My instinct has been validated by a recent alert from the Better Business Bureaus (BBB) about this very scam. In their alert, BBB warns consumers that these calls start either with a recorded message that sounds as if it’s from former President Obama or former Secretary of State Hillary Clinton (bbb.org; “Just Hang up on Phony Fundraising Calls”).
Since I always hang up, I didn’t know the other useful information in the BBB alert. They warn that consumers who press the button to speak with a donation agent are likely going to be asked for credit card and other personal information that will be used in future scams. Once they get this information, the scammers can use it for fraudulent charges and, even more serious, for identity theft purposes.
Consumers should just hang up on these calls. Anyone wanting to make a donation of any sort should contact the organization directly. That way, a good deed will go to the intended organization and not help scammers.

The April 18th tax filing deadline is just over a month away. So it seemed liked a very good time to remind consumers that this is another time of year when there’s a spike in the number and variety of scams trying to get personal and financial information.

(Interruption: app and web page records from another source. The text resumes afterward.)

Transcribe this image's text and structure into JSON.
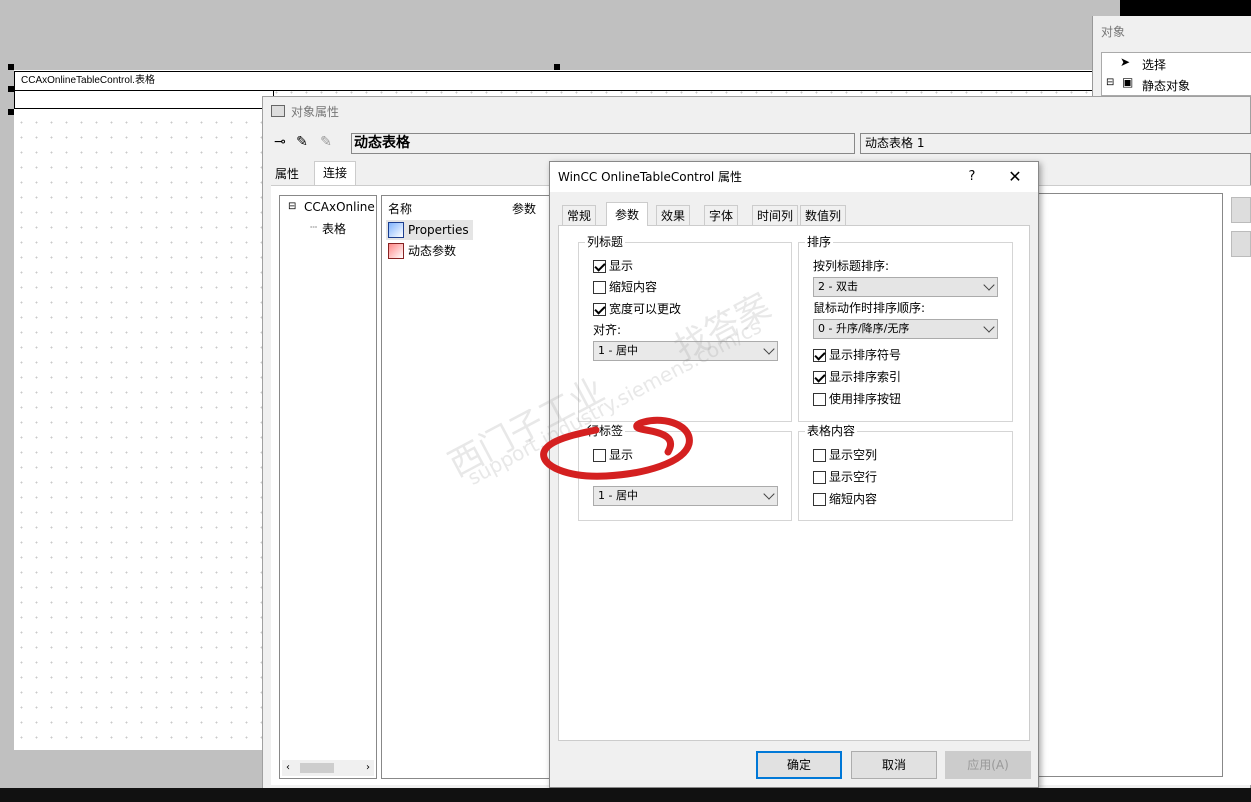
{
  "canvas": {
    "table_header_label": "CCAxOnlineTableControl.表格"
  },
  "object_window": {
    "title": "对象",
    "items": [
      {
        "label": "选择"
      },
      {
        "label": "静态对象"
      }
    ]
  },
  "props_window": {
    "title": "对象属性",
    "object_name": "动态表格",
    "object_instance": "动态表格 1",
    "tabs": [
      {
        "label": "属性"
      },
      {
        "label": "连接"
      }
    ],
    "tree": {
      "root": "CCAxOnline",
      "child": "表格"
    },
    "list": {
      "col_name": "名称",
      "col_param": "参数",
      "items": [
        {
          "label": "Properties"
        },
        {
          "label": "动态参数"
        }
      ]
    }
  },
  "dialog": {
    "title": "WinCC OnlineTableControl 属性",
    "help": "?",
    "close": "✕",
    "tabs": [
      {
        "label": "常规"
      },
      {
        "label": "参数"
      },
      {
        "label": "效果"
      },
      {
        "label": "字体"
      },
      {
        "label": "时间列"
      },
      {
        "label": "数值列"
      }
    ],
    "column_header": {
      "label": "列标题",
      "show": "显示",
      "shorten": "缩短内容",
      "width_changeable": "宽度可以更改",
      "align_label": "对齐:",
      "align_value": "1 - 居中"
    },
    "sort": {
      "label": "排序",
      "by_header_label": "按列标题排序:",
      "by_header_value": "2 - 双击",
      "mouse_order_label": "鼠标动作时排序顺序:",
      "mouse_order_value": "0 - 升序/降序/无序",
      "show_sort_symbol": "显示排序符号",
      "show_sort_index": "显示排序索引",
      "use_sort_button": "使用排序按钮"
    },
    "row_header": {
      "label": "行标签",
      "show": "显示",
      "align_value": "1 - 居中"
    },
    "table_content": {
      "label": "表格内容",
      "show_empty_cols": "显示空列",
      "show_empty_rows": "显示空行",
      "shorten": "缩短内容"
    },
    "buttons": {
      "ok": "确定",
      "cancel": "取消",
      "apply": "应用(A)"
    },
    "states": {
      "col_show": true,
      "col_shorten": false,
      "col_width": true,
      "sort_symbol": true,
      "sort_index": true,
      "sort_button": false,
      "row_show": false,
      "empty_cols": false,
      "empty_rows": false,
      "content_shorten": false
    }
  },
  "watermark": {
    "line1": "西门子工业",
    "line2": "找答案",
    "line3": "support.industry.siemens.com/cs"
  },
  "colors": {
    "annotation_circle": "#d42020",
    "primary_button_border": "#0078d7"
  }
}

I’ve posted articles over the years about the various types of tax and tax return phishing scams. This year, I want to make sure consumers know about the newest helpful information that can be found on the IRS website (irs.gov). Consumers should check this site to get the latest updates on IRS and tax-related scams.

There are several links with specific information that consumers will find very helpful. The “Tax Time Guide” provides an array of tax return guidance.  Under the “Scams” link, consumers will find timely updates under the “Tax Scams/Consumer Alert” heading.

Consumers will benefit from reviewing these IRS guides and updates. It only takes a few minutes and can help consumers take pro-active steps to help avoid ID theft and other tax-time related scams.

 

It is very frustrating to realize that data aggregators collect more personal information about all of us than we know. What’s equally frustrating is trying to figure out what, if anything, can be done to minimize the exposure individuals have since data aggregators are not transparent about the ways in which these troves of personal information are used and to whom they are sold or with whom they are shared.

That situation makes Fahmida Y. Rashid’s recent article on this very issue so valuable. Ms. Rashid is a Senior Writer for InfoWorld and she’s written an article outlining the time-consuming steps that consumers will have to take to try and reduce, if not totally eliminate, their data held by data aggregators (“How to scrub your private data from ‘people finder’ sites; February 23; http://www.csoonline.com/article/3173231/security/how-to-scrub-your-private-data-from-people-finder-sites.htm).

As Ms. Rahshid explains, data aggregators will say that they are collecting this information for such neutral or positive purposes as background checks. However, as she notes, these volumes of personal data present rich opportunities for identity theft, stalking and other negative purposes. She then provides a great service of laying out the steps that are entailed and the kinds of personal information and documents that someone will need to have assembled prior to beginning the opt-out process.

As Ms. Rahshid writes, these processes require patience and advance planning because they are multi-stepped. Consumers who might be interested in starting the opt-out process should read her article to gain a full understanding of what doing so will entail. Suffice it to say, the data aggregators don’t make it easy.